*** Opening Recorded data ***

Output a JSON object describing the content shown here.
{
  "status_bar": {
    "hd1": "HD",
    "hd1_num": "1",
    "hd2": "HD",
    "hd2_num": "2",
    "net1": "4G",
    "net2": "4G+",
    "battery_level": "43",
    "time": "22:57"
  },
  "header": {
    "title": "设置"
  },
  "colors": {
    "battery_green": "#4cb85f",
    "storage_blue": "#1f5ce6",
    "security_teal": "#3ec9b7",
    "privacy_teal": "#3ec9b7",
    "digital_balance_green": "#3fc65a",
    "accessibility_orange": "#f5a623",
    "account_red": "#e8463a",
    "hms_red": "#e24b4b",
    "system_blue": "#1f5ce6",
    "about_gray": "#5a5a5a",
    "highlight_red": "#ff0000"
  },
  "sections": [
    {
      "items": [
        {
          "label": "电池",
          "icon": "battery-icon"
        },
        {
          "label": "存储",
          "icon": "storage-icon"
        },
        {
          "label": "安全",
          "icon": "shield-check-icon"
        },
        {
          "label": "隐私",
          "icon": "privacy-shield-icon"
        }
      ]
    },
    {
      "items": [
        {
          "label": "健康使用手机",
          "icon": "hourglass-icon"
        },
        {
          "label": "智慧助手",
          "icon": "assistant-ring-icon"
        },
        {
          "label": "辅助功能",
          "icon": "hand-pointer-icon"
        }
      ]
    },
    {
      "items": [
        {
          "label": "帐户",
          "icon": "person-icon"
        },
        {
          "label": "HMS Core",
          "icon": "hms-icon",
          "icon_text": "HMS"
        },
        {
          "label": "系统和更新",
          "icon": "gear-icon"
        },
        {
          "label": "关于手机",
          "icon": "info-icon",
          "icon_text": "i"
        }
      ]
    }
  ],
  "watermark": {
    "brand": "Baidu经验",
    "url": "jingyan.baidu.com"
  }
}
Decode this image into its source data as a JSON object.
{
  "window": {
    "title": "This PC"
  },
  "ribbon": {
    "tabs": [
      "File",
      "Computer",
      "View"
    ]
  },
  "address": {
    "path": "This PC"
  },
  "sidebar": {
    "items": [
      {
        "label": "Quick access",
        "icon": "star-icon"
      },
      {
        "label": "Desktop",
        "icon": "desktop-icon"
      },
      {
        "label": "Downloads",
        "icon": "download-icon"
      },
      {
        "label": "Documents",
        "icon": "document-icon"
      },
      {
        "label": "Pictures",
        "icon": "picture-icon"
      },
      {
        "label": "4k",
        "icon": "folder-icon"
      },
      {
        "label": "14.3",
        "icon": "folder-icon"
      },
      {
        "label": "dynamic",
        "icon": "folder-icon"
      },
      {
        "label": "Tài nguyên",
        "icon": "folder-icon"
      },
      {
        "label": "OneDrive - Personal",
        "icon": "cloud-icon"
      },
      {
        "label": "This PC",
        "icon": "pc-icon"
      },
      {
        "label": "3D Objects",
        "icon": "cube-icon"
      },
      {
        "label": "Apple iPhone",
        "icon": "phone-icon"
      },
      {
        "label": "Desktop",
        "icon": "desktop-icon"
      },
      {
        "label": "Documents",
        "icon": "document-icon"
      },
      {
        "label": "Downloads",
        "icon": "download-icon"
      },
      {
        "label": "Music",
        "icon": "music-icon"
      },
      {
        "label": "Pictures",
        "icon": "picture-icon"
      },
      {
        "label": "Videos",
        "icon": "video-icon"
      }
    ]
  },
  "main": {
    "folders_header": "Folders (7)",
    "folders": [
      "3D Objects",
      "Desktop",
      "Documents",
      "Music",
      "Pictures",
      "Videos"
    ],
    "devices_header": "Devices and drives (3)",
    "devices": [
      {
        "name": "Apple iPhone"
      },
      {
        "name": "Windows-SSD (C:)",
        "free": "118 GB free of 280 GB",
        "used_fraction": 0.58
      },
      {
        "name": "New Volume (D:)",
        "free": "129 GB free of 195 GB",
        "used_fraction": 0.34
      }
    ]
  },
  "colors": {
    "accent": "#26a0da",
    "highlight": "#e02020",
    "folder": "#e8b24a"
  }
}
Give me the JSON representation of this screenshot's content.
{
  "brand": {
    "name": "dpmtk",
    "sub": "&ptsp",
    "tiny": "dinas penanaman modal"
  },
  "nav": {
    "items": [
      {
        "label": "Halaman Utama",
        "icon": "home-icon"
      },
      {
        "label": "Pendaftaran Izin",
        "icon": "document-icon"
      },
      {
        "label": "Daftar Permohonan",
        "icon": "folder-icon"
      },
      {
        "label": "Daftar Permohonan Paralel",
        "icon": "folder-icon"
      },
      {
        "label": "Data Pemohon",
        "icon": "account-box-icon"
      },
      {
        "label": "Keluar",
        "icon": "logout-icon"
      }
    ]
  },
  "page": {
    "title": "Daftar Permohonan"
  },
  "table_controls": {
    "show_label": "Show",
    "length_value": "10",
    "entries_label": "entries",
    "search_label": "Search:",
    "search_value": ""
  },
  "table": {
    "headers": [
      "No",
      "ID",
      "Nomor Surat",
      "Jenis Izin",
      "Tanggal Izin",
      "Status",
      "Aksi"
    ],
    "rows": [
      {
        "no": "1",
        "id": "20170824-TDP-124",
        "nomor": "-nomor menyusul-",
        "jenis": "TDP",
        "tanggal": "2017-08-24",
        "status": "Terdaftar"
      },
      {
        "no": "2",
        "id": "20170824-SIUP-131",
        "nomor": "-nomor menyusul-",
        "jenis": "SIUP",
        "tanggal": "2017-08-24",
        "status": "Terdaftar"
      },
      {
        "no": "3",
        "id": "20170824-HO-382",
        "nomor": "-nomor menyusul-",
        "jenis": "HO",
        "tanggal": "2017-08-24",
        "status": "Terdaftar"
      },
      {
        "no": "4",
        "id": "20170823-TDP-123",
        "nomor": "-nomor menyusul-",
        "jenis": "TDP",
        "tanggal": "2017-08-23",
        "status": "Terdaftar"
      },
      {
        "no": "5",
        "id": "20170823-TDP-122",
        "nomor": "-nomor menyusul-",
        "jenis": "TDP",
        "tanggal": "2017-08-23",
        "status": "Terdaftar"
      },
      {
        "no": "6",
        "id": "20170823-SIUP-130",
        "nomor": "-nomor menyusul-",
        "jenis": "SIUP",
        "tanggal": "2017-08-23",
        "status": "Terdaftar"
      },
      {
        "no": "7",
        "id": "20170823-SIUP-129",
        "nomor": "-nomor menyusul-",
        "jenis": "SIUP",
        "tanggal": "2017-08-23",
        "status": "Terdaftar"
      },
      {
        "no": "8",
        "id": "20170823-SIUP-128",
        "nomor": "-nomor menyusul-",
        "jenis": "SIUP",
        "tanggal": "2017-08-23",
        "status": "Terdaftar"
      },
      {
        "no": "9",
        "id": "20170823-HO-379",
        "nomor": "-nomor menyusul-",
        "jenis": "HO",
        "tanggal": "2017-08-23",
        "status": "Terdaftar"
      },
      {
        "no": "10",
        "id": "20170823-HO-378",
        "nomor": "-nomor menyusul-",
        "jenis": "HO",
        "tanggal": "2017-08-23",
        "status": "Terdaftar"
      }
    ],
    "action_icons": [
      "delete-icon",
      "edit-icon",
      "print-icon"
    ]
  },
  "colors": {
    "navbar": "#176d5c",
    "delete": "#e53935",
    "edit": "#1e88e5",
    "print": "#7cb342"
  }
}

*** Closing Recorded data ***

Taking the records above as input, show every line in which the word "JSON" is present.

Output a JSON object describing the content shown here.
Decode this image into its source data as a JSON object.
Give me the JSON representation of this screenshot's content.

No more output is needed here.